Dr. Davis

The Difference Between Eyesight and Vision

Clear, crisp letters on the Snellen eye chart may indicate perfect eyesight, but that doesn’t always translate to perfect vision. Many who pass a regular comprehensive eye exam emerge with undiagnosed vision disorders that continue to affect reading, learning, memory and cognition.


Gainesville, VA -- (SBWIRE) -- 11/23/2012 -- Seeing clearly, in itself, is no small feat. As light is reflected by objects near and far, it enters the eye through the cornea. It is then focused through the pupil as tiny muscles in the iris contract and relax, opening and closing in response. The lens, just behind the pupil, changes shape with the help of small muscles in the ciliary body to focus the light onto the retina at the back of the eye. Millions of photoreceptive nerve cells within the retina send light energy in the form of electric impulses through the optic nerve to the brain. Light sensitive cone cells, in the center portion of the retina called the macula, specialize in color and detail seen in bright light. Low light, peripheral vision cells, called rods, surround the macula, acting as motion sensors in dim conditions. This is the miracle of eyesight.

The retina sends about ten million messages to the brain each second according to University of Pennsylvania Medical School research. Translating that light energy into awe-inspiring images of the world around us involves integrated responses by many parts of the eye and brain. Binocular vision, tracking, and focusing processes all work together with nerve impulses and motor skills to provide not only a clear image, but a clear interpretation of that image, giving it meaning through visual motor integration with the brain. Eyes, neurons, and brain are all working together to provide image, color, movement, depth of field and meaning for cognitive interpretation of all that we see. Now we are talking vision.

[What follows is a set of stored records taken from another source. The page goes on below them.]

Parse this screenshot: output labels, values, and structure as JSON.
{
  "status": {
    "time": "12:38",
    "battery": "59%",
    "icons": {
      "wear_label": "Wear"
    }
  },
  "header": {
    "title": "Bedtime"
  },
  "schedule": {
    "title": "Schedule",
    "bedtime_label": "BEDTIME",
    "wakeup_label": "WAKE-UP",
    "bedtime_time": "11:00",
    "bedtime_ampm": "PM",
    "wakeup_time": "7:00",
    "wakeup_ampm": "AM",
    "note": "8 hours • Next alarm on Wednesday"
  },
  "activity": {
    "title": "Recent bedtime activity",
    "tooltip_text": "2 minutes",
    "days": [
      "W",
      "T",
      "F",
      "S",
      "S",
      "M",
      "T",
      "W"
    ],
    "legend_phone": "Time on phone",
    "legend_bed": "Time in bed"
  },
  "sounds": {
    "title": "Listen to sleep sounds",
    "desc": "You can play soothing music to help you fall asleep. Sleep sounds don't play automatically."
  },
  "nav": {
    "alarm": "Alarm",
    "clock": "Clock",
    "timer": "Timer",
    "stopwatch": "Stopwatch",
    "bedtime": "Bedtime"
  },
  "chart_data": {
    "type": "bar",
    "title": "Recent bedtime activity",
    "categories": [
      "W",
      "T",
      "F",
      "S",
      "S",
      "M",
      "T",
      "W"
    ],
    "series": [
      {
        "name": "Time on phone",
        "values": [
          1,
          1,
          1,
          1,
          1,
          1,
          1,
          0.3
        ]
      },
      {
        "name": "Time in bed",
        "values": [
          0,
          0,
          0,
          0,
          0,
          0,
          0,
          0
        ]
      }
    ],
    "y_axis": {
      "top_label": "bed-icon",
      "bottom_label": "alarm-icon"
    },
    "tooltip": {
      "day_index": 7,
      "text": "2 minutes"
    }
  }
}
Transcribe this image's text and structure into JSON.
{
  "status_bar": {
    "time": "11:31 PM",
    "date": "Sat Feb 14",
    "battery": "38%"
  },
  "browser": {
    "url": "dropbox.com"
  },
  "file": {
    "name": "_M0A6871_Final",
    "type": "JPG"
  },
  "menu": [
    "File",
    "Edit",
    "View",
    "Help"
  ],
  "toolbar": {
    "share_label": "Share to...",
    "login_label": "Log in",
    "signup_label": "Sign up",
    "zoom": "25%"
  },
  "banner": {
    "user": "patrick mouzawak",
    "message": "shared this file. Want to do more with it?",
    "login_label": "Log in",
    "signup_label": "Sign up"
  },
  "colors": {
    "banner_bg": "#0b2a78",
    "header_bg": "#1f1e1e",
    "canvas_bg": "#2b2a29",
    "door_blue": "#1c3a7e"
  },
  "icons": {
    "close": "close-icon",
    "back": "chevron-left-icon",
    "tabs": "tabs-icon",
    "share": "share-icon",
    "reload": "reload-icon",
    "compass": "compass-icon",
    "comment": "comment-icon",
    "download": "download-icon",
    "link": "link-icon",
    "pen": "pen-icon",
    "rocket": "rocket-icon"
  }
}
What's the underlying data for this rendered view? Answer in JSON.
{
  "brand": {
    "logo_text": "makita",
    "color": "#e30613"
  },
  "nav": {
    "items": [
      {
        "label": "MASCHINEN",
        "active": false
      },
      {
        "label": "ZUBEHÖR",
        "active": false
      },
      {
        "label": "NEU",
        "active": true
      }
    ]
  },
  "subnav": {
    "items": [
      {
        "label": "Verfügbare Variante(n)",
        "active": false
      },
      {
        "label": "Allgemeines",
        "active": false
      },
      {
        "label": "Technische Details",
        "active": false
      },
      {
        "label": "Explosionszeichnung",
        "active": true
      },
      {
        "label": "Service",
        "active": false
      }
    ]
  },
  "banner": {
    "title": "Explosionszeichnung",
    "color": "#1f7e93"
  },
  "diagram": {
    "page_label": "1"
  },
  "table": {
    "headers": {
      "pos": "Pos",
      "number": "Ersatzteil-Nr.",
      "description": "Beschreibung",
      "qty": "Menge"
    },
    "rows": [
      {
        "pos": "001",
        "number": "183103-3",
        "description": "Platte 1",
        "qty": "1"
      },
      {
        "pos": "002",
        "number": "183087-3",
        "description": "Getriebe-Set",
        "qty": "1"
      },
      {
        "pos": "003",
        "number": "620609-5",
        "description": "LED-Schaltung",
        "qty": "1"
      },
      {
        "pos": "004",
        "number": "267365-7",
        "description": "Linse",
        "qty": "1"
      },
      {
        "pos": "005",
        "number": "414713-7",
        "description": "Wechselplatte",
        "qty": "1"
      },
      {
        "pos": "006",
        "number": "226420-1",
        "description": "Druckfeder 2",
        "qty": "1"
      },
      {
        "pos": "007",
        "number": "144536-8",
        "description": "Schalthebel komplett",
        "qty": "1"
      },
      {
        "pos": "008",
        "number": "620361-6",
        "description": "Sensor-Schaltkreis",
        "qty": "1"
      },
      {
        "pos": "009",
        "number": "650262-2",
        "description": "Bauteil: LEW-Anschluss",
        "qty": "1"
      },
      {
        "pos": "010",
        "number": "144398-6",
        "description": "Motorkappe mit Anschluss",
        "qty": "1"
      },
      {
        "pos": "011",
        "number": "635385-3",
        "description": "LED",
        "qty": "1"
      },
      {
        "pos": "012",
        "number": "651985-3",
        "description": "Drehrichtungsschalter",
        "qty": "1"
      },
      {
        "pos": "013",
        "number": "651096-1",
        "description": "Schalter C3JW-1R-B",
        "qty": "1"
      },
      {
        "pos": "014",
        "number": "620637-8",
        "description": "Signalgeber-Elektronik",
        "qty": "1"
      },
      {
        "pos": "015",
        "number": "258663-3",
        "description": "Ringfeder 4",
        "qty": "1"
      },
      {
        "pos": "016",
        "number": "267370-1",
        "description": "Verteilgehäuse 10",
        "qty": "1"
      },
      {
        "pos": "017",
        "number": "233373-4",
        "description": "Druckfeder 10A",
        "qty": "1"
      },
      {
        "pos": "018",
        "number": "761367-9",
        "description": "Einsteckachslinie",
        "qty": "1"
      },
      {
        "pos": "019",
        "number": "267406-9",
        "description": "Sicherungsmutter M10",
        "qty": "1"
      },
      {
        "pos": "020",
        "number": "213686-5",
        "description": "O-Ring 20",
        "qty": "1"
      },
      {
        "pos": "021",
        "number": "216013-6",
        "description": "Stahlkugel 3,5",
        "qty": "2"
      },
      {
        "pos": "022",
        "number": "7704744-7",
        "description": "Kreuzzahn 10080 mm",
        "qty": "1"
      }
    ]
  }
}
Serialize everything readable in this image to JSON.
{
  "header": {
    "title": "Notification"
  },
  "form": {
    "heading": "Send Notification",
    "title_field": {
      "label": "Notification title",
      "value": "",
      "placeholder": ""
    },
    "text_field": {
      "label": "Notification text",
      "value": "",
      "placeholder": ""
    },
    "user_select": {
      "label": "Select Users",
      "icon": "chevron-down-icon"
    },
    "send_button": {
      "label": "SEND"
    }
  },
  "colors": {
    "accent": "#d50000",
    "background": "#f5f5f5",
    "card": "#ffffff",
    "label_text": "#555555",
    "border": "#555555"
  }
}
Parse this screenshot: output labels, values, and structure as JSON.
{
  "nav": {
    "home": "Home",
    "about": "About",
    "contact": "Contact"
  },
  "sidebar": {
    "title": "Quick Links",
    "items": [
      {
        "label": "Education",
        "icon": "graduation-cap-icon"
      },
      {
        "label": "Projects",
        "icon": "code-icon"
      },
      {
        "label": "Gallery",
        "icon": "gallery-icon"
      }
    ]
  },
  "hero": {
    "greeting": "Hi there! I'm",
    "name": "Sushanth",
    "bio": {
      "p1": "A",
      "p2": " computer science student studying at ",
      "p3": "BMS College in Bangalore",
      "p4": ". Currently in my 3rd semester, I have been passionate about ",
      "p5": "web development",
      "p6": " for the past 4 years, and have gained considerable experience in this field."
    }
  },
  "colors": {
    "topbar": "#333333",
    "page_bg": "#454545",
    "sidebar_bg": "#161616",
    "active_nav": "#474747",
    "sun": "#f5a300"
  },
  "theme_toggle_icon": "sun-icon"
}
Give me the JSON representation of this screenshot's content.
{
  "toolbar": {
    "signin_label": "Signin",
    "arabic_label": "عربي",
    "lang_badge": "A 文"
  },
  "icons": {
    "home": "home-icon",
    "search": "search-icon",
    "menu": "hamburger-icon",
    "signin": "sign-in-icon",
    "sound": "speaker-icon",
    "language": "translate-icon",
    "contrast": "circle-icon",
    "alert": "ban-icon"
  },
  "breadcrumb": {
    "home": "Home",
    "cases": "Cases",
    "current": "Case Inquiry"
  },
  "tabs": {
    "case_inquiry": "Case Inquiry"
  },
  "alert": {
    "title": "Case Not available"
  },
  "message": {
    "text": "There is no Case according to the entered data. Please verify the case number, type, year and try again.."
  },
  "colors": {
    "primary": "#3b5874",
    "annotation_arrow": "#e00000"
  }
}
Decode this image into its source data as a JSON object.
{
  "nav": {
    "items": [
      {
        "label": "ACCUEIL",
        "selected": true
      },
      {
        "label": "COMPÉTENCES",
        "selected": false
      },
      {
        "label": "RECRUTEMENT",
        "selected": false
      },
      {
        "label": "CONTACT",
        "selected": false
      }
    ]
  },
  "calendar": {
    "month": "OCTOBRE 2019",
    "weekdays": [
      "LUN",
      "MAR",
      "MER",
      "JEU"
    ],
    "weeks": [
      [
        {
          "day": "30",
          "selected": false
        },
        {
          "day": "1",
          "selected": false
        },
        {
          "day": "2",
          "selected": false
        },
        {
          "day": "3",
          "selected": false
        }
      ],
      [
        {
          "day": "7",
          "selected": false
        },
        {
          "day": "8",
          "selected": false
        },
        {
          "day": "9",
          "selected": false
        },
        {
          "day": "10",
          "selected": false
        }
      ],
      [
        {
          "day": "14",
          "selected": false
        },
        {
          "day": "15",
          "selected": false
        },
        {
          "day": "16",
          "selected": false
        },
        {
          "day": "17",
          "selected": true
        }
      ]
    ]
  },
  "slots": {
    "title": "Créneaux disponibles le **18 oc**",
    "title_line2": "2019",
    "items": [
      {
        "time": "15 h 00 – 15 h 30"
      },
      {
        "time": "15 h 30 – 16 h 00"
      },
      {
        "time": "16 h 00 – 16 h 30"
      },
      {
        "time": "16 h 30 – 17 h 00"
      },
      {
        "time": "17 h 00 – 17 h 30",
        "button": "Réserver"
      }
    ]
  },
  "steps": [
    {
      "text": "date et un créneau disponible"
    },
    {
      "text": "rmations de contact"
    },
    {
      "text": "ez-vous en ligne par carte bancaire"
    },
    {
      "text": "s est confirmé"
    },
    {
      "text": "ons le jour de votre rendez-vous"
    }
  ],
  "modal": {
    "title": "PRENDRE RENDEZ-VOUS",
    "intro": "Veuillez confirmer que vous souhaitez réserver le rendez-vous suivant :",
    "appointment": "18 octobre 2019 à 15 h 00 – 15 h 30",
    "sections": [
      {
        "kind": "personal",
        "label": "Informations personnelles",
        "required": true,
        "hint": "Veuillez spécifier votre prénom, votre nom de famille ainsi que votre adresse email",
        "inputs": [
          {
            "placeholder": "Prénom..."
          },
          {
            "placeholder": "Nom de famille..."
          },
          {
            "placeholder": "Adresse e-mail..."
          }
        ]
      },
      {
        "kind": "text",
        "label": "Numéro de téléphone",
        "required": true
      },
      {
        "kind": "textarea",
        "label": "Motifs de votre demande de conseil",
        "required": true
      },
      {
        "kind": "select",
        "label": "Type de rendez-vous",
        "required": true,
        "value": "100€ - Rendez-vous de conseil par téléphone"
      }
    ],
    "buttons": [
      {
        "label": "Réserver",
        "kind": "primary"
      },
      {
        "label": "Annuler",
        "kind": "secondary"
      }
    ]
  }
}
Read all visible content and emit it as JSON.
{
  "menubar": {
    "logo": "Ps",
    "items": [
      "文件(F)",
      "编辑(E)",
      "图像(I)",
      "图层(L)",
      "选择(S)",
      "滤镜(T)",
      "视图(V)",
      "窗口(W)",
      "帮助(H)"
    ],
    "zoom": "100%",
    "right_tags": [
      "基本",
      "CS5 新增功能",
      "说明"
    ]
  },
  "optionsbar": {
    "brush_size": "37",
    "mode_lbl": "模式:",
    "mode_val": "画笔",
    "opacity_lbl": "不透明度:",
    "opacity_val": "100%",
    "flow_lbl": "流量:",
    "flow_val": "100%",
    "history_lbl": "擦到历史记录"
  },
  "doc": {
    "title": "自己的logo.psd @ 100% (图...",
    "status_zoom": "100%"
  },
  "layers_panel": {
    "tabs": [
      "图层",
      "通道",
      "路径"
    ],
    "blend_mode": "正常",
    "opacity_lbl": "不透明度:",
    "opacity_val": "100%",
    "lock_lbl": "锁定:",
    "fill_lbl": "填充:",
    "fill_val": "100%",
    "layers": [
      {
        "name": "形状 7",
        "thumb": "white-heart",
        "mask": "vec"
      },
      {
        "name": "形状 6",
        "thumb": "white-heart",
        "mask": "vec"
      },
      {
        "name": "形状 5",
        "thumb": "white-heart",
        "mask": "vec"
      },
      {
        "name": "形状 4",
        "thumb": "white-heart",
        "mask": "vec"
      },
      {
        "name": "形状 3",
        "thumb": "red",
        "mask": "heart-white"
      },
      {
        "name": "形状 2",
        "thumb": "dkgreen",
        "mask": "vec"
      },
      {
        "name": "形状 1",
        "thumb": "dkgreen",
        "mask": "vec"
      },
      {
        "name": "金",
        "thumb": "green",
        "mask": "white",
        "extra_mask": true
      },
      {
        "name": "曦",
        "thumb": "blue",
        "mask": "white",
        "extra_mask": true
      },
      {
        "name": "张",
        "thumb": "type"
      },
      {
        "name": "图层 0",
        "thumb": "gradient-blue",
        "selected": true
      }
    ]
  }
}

Not everything, however, is as cut and dry as reading a letter on a black and white chart. Strabismus, or deviating eye; amblyopia, or lazy eye; letter reversal; and convergence insufficiency can all make visual and learning skills less than perfect. Reading can become a difficult task, and translating letters, numbers and symbols into meaningful information can prove confusing to students with vision disorders. Most disorders like these can be dramatically improved through vision therapy. Similarly, vision skills like tracking, binocular vision, color vision, visual memory, and visual form discrimination can also see measurable improvement through vision therapy programs.

When patients continue to experience vision issues, even after eyesight is tested and corrected, Dr. Tod Davis of Developmental Optometry & Vision Therapy Services can make a significant difference. Under his direction, patients experiencing problems that have prevented them from enjoying and excelling at specific tasks undergo vision therapy, learning how to strengthen and restore communication between the eye and the brain. Reading, learning, and hand-to-eye-to-brain activities required in sports, careers and countless tasks used in everyday living become easier. Dreams, goals and achievements that once seemed impossible become realistic and within reach.

Developmental vision testing, combined with vision therapy targeting a variety of vision skills, can help struggling students and lifelong learners enjoy tasks that once proved frustrating. Dr. Davis puts over 30 years of experience into helping patients throughout eastern Virginia embrace the world of good vision, in tandem with good eyesight, bringing their world, as they see it, into focus.

Author published earlier about “Developmental Optometrist Dr. Tod Davis reveals Vision Therapy success story” and now came with Treat convergence insufficiency in Virginia for all.